Its wicked stepmother would be the Marquís of Pombal who, in the 18th century, ordered that its vineyards be uprooted to protect the authenticity of Port. Its fairy godmother is Baga Friends. This group of quality-minded growers, led by the legendary Luís Pato and energised by Dirk Niepoort, has taken a variety of steps in vineyard and cellar to galvanise Bairrada into making the potentially excellent, local Baga grape fit the delicate, yet elusive slipper of a fine-quality, great-value, long-lived red wine.
With half of its chalky-clay vineyards planted to Baga, Bairrada – a relatively small region of 8,840ha that lies immediately south of Porto on the Atlantic – has a number of natural hurdles to overcome to achieve the necessary pre-conditions for quality red wine production. First, its proximity to the Atlantic means that September harvest rains can be a serious threat, while ripeness can vary as much as two weeks between south and north. And the vigorous, late-ripening, thin-skinned Baga grape itself is susceptible to rot if left too long on the vine and to astringent green tannins if picked too early.
Improvements in viticulture, including control of diseases, crop thinning, preservation of old vines and better management of the vineyard cycle, have resulted in better quality wine. Still in the shadow of the better-known Douro and Alentejo, the underappreciated Baga has the edge on value. As Filipa Pato, daughter of Luís, says: ‘Baga is difficult and needs a lot of attention. It’s like a kid with a lot of character – treat it well it gives you back a lot.’ She continues: ‘Baga is unique in Bairrada because it is the only grape that can really transmit the different expressions of each location.’ Winemaking decisions too, such as whether or not to de-stem, winemaking equipment, type of oak and length of ageing, have adapted to increasing attention to exposition, vine age and the vineyard potential.

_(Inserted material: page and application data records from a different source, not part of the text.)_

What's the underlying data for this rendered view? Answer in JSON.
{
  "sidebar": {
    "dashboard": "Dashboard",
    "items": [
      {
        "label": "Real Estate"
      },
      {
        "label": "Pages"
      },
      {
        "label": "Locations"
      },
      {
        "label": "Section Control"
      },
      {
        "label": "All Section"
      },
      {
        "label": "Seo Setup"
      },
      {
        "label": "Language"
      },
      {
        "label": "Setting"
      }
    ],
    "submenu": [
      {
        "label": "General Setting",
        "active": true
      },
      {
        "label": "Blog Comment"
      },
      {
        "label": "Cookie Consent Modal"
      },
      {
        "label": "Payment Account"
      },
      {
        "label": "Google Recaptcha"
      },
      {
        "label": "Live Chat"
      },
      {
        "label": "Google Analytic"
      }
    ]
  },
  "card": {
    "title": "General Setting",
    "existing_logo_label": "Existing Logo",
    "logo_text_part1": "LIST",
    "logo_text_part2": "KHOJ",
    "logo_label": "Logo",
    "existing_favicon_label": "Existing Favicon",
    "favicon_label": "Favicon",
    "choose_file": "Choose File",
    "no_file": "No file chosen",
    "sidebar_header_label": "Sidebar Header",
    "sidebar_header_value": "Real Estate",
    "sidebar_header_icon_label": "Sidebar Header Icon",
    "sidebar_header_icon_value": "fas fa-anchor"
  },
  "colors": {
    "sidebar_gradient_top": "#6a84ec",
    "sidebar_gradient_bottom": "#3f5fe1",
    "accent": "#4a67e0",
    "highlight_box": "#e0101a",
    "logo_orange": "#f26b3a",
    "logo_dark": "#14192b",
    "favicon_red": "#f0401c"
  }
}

These improvements have culminated in distinctive, often excellent-value wines, not forgetting a handful of fine sparkling wines made from Baga, with less astringent and rustic tannins and more distinctive, complex characters with aromas and flavours of black fruits, beeswax, olive, spice and smokiness. Among the region’s best producers are the Baga Friends themselves, namely Luís Pato, Filipa Pato, Niepoort, Sidónio de Sousa, Buçaco Wines, Quinta das Bágeiras and Quinta da Vacariça, along with Caves de São João, Adega Cooperativa de Cantanhede, Caves Primavera, Caves São Domingos, Caves Aliança and Campolargo.